▶ [Source material]
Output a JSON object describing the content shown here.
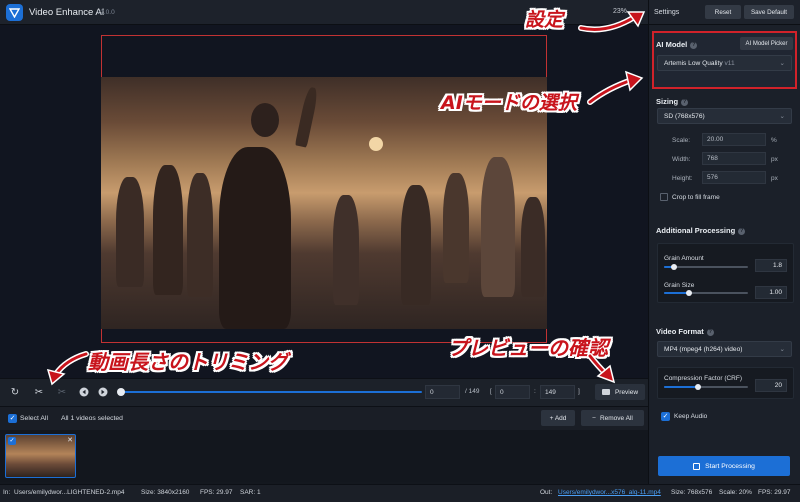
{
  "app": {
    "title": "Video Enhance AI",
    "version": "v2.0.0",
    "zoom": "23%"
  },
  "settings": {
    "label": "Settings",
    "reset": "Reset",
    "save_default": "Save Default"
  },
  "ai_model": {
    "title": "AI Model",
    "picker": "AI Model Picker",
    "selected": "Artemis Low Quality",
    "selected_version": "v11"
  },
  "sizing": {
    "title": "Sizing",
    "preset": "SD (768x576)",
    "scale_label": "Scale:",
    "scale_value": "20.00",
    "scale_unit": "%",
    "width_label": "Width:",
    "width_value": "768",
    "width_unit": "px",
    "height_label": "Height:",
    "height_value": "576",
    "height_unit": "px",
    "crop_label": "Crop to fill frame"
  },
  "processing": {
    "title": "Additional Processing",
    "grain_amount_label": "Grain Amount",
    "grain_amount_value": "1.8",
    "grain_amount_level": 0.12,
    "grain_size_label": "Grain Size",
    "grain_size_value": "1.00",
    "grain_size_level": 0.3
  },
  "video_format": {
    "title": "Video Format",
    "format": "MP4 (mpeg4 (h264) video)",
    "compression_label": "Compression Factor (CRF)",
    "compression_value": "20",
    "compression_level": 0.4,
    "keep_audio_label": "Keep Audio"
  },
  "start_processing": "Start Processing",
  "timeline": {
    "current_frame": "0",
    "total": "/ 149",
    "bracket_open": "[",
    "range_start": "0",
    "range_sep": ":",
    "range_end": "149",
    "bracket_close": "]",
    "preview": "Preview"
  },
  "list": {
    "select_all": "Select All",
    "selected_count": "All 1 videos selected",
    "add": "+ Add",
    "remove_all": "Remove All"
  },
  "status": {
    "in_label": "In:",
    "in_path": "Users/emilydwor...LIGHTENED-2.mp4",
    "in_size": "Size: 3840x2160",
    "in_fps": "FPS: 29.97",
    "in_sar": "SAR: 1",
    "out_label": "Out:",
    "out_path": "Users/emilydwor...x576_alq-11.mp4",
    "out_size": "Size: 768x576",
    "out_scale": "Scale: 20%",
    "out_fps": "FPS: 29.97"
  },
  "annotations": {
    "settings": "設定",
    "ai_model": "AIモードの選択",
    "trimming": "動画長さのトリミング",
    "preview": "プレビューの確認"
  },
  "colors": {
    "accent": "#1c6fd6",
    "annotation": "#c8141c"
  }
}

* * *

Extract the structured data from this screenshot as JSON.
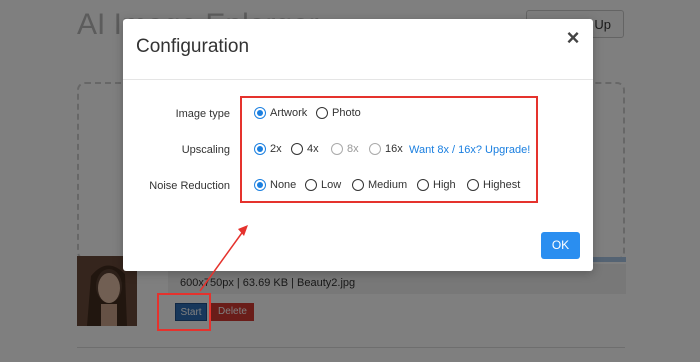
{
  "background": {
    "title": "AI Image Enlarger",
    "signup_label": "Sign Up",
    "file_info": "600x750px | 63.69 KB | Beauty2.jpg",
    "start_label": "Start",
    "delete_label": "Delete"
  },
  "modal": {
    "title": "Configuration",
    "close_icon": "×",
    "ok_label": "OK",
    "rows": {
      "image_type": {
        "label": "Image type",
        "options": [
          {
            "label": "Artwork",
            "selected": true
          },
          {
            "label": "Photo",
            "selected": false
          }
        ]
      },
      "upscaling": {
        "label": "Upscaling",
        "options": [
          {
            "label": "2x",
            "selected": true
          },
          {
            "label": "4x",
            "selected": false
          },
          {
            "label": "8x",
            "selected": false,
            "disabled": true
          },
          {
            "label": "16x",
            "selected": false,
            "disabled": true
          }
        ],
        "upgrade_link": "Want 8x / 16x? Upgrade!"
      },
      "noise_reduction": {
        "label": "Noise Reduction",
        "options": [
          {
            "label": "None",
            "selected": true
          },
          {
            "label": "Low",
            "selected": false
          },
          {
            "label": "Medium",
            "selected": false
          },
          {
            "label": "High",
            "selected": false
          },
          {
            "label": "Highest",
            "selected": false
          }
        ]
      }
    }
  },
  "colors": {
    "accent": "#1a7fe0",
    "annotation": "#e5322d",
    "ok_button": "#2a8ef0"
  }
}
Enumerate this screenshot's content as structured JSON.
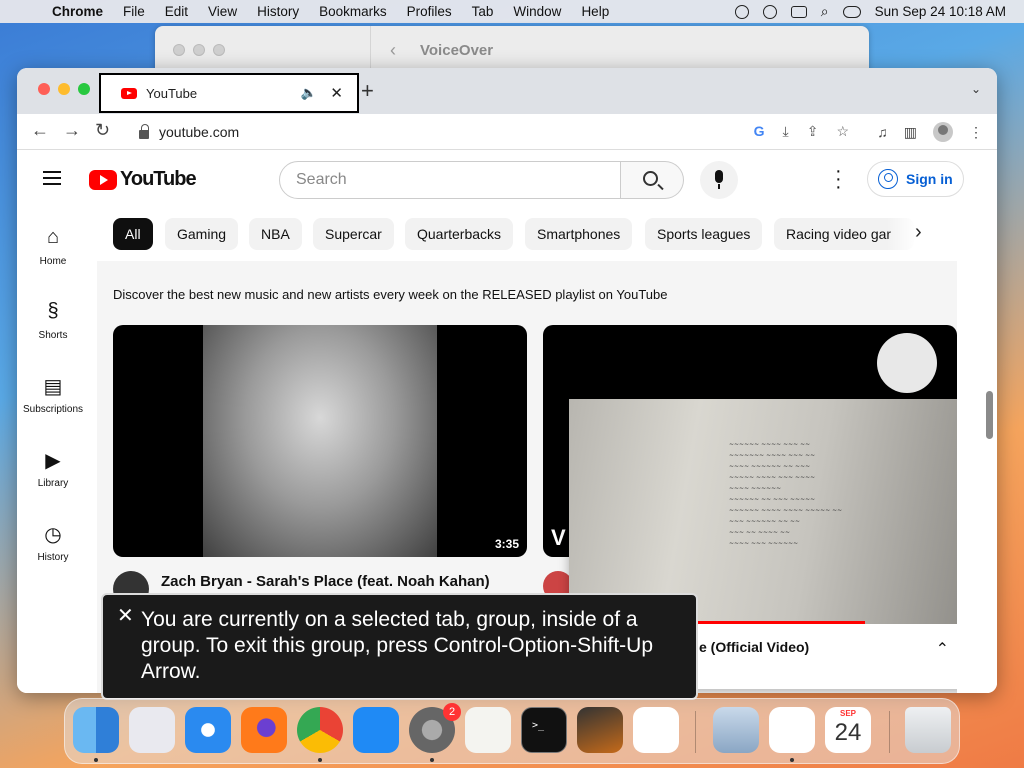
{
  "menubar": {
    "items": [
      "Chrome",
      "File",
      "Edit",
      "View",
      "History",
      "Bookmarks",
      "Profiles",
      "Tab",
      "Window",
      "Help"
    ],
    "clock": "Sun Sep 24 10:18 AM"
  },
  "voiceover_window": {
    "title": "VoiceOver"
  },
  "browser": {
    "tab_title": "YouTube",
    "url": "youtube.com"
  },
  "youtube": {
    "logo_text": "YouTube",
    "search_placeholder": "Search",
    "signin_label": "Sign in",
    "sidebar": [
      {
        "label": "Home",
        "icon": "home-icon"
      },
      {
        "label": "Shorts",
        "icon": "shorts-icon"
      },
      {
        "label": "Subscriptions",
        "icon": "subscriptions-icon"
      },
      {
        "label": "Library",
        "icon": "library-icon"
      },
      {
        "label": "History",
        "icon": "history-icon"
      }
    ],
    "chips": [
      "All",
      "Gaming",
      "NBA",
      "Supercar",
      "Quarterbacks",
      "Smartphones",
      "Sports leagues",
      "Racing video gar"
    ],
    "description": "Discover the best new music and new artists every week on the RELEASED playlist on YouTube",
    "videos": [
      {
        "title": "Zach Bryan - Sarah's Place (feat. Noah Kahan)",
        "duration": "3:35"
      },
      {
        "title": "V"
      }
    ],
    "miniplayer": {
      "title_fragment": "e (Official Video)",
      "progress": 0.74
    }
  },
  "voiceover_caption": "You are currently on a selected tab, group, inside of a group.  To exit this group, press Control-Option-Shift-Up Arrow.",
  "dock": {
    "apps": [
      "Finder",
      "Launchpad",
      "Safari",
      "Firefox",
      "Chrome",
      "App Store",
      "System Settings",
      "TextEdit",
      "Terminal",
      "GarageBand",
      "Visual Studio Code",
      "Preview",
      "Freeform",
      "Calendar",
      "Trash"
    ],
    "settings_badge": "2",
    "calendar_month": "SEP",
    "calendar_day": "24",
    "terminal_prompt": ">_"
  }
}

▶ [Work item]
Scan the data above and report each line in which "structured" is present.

▶ [Response]
Extract the structured data from this screenshot as JSON.
Enumerate this screenshot's content as structured JSON.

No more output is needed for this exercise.